• [Problem to work on]
Filter the entries that follow, copying every line in which the word "Обхват" appears.

• [Information]
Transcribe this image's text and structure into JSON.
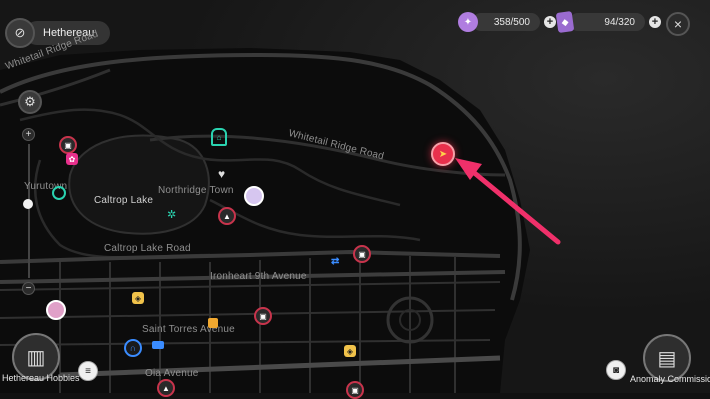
{
  "header": {
    "region_name": "Hethereau",
    "close_label": "×"
  },
  "resources": [
    {
      "icon": "energy-orb-icon",
      "value": "358/500",
      "color": "#b07de0"
    },
    {
      "icon": "purple-card-icon",
      "value": "94/320",
      "color": "#9a6bd0"
    }
  ],
  "map_labels": {
    "whitetail_ridge_road_1": "Whitetail Ridge Road",
    "whitetail_ridge_road_2": "Whitetail Ridge Road",
    "yurutown": "Yurutown",
    "caltrop_lake": "Caltrop Lake",
    "northridge_town": "Northridge Town",
    "caltrop_lake_road": "Caltrop Lake Road",
    "ironheart_9th_avenue": "Ironheart 9th Avenue",
    "saint_torres_avenue": "Saint Torres Avenue",
    "oia_avenue": "Oia Avenue"
  },
  "zoom": {
    "plus": "+",
    "minus": "−",
    "level": 0.5
  },
  "bottom": {
    "hobbies_label": "Hethereau Hobbies",
    "commission_label": "Anomaly Commission"
  },
  "colors": {
    "arrow": "#f0306a",
    "marker": "#e8304c",
    "teal": "#2ad3b0",
    "pink": "#e8308c"
  }
}
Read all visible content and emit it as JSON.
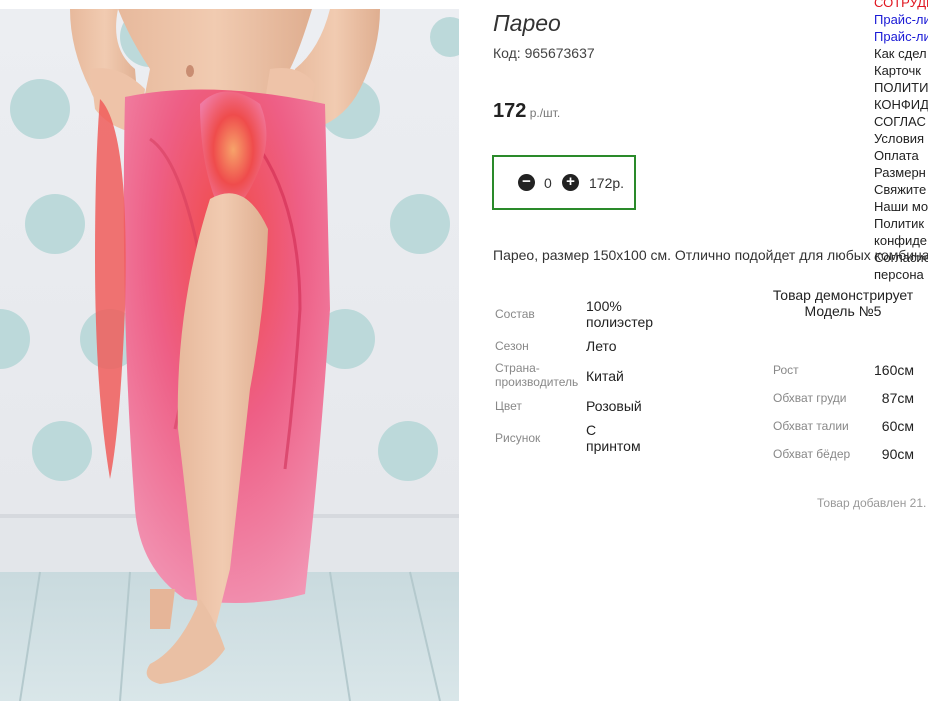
{
  "product": {
    "title": "Парео",
    "code": "Код: 965673637",
    "price_value": "172",
    "price_unit": " р./шт.",
    "description": "Парео, размер 150х100 см. Отлично подойдет для любых комбина",
    "added": "Товар добавлен 21."
  },
  "cart": {
    "minus_icon": "−",
    "plus_icon": "+",
    "quantity": "0",
    "sum": "172р."
  },
  "specs": [
    {
      "label": "Состав",
      "value": "100% полиэстер"
    },
    {
      "label": "Сезон",
      "value": "Лето"
    },
    {
      "label": "Страна-производитель",
      "value": "Китай"
    },
    {
      "label": "Цвет",
      "value": "Розовый"
    },
    {
      "label": "Рисунок",
      "value": "С принтом"
    }
  ],
  "model": {
    "title": "Товар демонстрирует Модель №5",
    "rows": [
      {
        "label": "Рост",
        "value": "160см"
      },
      {
        "label": "Обхват груди",
        "value": "87см"
      },
      {
        "label": "Обхват талии",
        "value": "60см"
      },
      {
        "label": "Обхват бёдер",
        "value": "90см"
      }
    ]
  },
  "sidenav": [
    "СОТРУДН",
    "Прайс-ли",
    "Прайс-ли",
    "Как сдел",
    "Карточк",
    "ПОЛИТИ",
    "КОНФИД",
    "СОГЛАС",
    "Условия",
    "Оплата",
    "Размерн",
    "Свяжите",
    "Наши мо",
    "Политик",
    "конфиде",
    "Согласие",
    "персона"
  ],
  "colors": {
    "cart_border": "#2a8a2a",
    "nav_red": "#e0141e",
    "nav_blue": "#1a1ad6"
  }
}
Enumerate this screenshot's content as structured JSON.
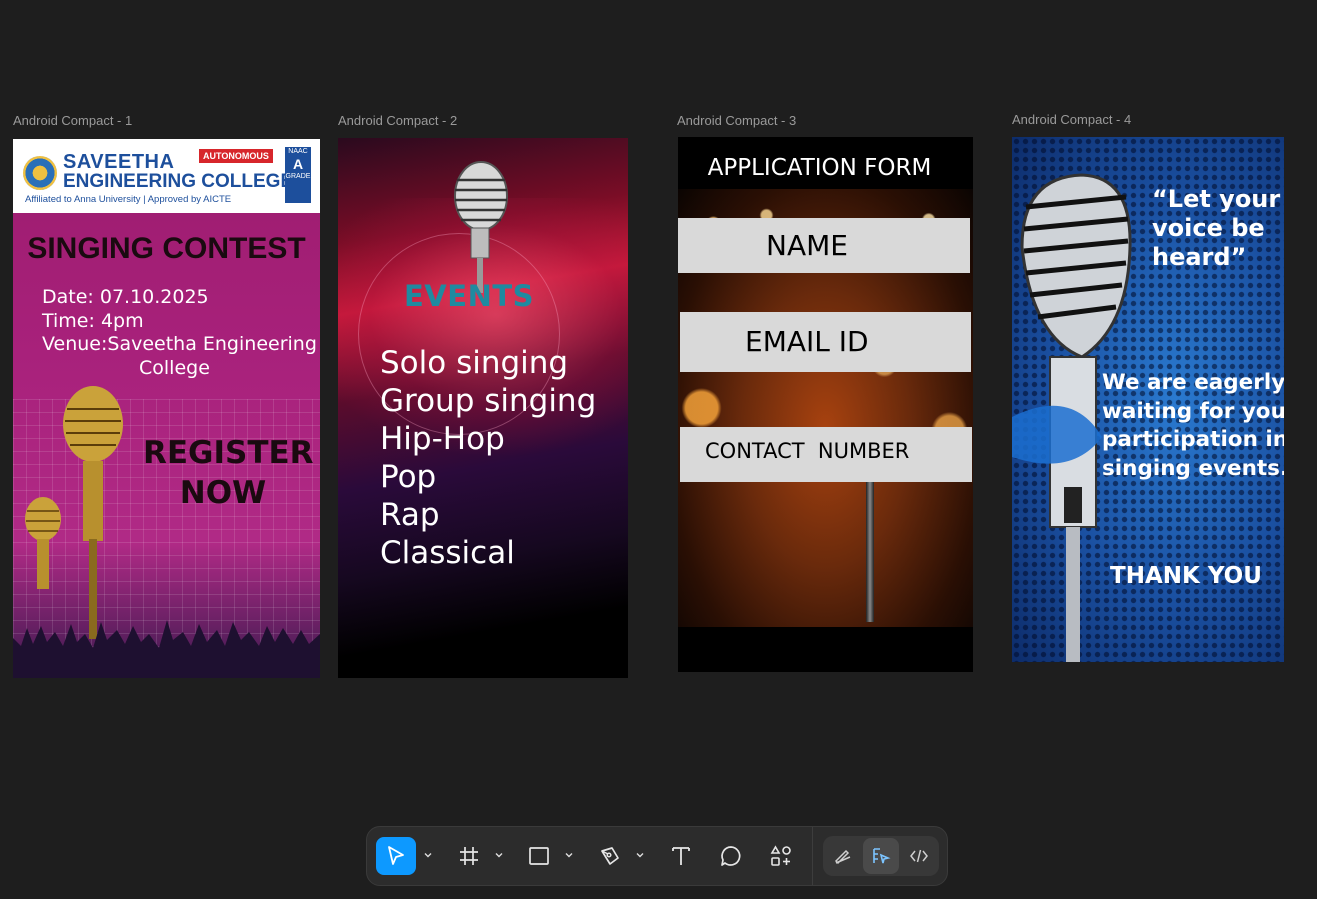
{
  "canvas": {
    "frames": [
      {
        "label": "Android Compact - 1"
      },
      {
        "label": "Android Compact - 2"
      },
      {
        "label": "Android Compact - 3"
      },
      {
        "label": "Android Compact - 4"
      }
    ]
  },
  "frame1": {
    "college_line1": "SAVEETHA",
    "college_line2": "ENGINEERING COLLEGE",
    "affiliation": "Affiliated to Anna University | Approved by AICTE",
    "autonomous_badge": "AUTONOMOUS",
    "naac_top": "NAAC",
    "naac_grade": "A",
    "naac_bottom": "GRADE",
    "title": "SINGING CONTEST",
    "date": "Date: 07.10.2025",
    "time": "Time: 4pm",
    "venue_line1": "Venue:Saveetha Engineering",
    "venue_line2": "College",
    "register_line1": "REGISTER",
    "register_line2": "NOW"
  },
  "frame2": {
    "heading": "EVENTS",
    "events": [
      "Solo singing",
      "Group singing",
      "Hip-Hop",
      "Pop",
      "Rap",
      "Classical"
    ]
  },
  "frame3": {
    "title": "APPLICATION FORM",
    "name_field": "NAME",
    "email_field": "EMAIL ID",
    "contact_field": "CONTACT  NUMBER"
  },
  "frame4": {
    "quote": "“Let your voice be heard”",
    "quote_lines": [
      "“Let your",
      "voice be",
      " heard”"
    ],
    "message_lines": [
      "We are eagerly",
      "waiting for your",
      "participation in",
      "singing events."
    ],
    "thanks": "THANK YOU"
  },
  "toolbar": {
    "tools": [
      "move-tool",
      "frame-tool",
      "rectangle-tool",
      "pen-tool",
      "text-tool",
      "comment-tool",
      "actions-tool"
    ],
    "modes": [
      "draw-mode",
      "design-mode",
      "dev-mode"
    ],
    "active_tool": "move-tool",
    "active_mode": "design-mode",
    "accent_color": "#0d99ff"
  }
}
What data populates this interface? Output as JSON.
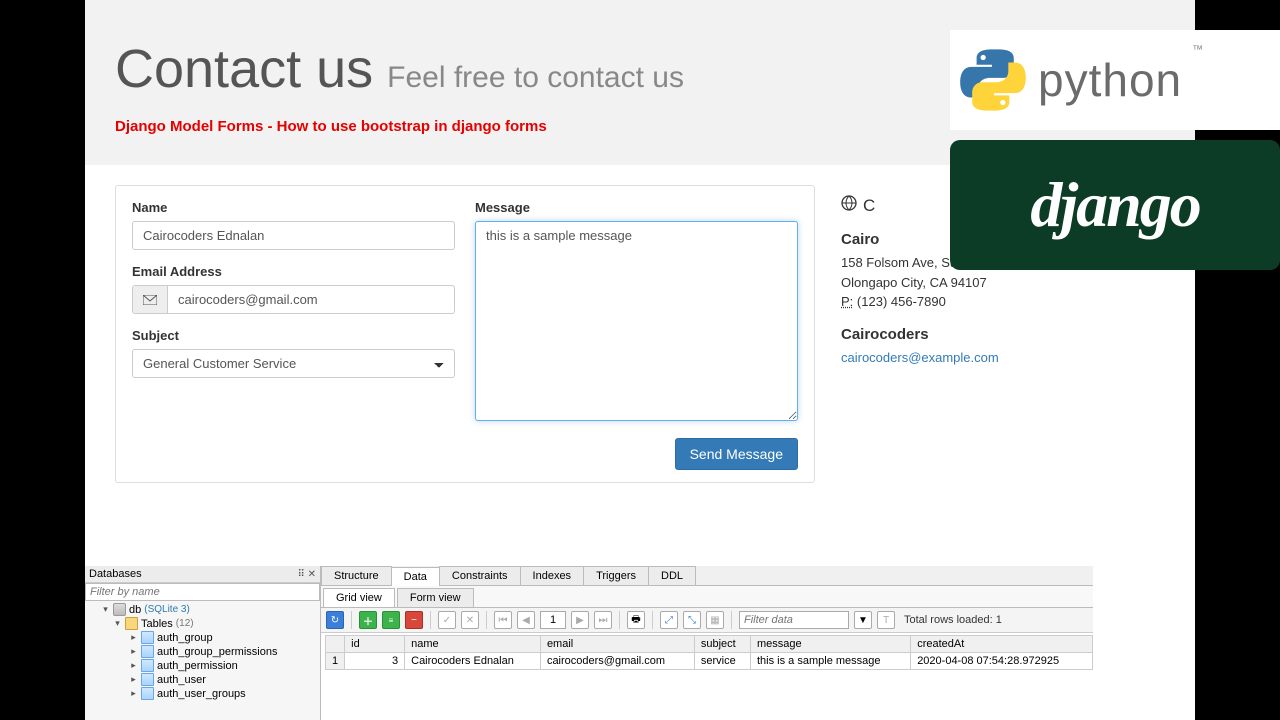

• [Answer area]
        "label": "Обхват груди",
        "label": "Обхват талии",
        "label": "Обхват бёдер",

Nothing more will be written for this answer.